[App and web page records]
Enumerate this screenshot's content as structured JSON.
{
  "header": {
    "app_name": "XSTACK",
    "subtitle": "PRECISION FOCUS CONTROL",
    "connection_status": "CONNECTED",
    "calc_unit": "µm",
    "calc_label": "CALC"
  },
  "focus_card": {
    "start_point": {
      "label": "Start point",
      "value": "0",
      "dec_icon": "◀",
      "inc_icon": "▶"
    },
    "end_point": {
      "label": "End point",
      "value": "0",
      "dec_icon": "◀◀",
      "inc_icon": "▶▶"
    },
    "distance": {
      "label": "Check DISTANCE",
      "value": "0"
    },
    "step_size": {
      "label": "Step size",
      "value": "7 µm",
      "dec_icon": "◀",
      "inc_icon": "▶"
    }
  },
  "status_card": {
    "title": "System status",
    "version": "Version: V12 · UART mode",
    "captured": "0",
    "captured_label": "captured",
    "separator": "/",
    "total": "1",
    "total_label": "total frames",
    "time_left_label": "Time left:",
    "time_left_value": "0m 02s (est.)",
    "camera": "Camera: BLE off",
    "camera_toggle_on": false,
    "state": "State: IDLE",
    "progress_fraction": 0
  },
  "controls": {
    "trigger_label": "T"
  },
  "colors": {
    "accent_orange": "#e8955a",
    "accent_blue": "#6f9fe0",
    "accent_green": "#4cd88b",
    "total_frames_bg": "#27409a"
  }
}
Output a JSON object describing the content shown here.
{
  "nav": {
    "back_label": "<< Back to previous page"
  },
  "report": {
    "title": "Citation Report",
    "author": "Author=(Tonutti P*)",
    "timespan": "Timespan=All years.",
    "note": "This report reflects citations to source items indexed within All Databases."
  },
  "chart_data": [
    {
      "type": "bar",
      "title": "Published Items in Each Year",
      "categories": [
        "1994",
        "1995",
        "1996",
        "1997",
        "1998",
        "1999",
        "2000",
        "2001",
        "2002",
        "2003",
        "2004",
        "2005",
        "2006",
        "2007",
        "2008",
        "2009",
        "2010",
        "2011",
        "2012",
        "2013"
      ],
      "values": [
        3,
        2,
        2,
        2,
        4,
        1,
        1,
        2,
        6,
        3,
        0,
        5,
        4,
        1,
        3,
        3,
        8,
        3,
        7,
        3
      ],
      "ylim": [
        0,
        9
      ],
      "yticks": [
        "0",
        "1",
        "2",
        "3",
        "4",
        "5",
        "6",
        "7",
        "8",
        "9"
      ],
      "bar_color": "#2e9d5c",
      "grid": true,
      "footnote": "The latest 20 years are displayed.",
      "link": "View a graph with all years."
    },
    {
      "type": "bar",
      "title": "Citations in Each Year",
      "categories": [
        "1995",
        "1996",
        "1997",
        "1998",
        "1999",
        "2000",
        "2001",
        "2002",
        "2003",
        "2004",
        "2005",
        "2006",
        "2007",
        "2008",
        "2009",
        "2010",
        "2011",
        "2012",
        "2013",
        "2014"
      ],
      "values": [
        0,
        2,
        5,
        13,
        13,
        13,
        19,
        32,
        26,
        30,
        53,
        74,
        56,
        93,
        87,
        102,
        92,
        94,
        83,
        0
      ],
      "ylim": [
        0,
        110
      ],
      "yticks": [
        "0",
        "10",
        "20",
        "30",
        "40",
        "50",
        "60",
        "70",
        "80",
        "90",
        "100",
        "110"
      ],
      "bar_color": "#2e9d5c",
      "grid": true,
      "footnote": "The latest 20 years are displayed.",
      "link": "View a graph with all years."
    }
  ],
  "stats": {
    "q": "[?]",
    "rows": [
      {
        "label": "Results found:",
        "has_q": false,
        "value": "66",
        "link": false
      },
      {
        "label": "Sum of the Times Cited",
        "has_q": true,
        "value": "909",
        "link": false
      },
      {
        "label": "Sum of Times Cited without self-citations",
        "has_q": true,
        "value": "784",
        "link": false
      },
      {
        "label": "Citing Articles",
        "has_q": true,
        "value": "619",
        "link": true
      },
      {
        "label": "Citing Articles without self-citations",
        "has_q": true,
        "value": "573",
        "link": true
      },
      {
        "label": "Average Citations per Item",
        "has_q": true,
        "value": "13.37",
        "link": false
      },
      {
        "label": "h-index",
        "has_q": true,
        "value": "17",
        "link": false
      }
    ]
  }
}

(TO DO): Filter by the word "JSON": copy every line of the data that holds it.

(ANSWER AREA):
Enumerate this screenshot's content as structured JSON.
Output a JSON object describing the content shown here.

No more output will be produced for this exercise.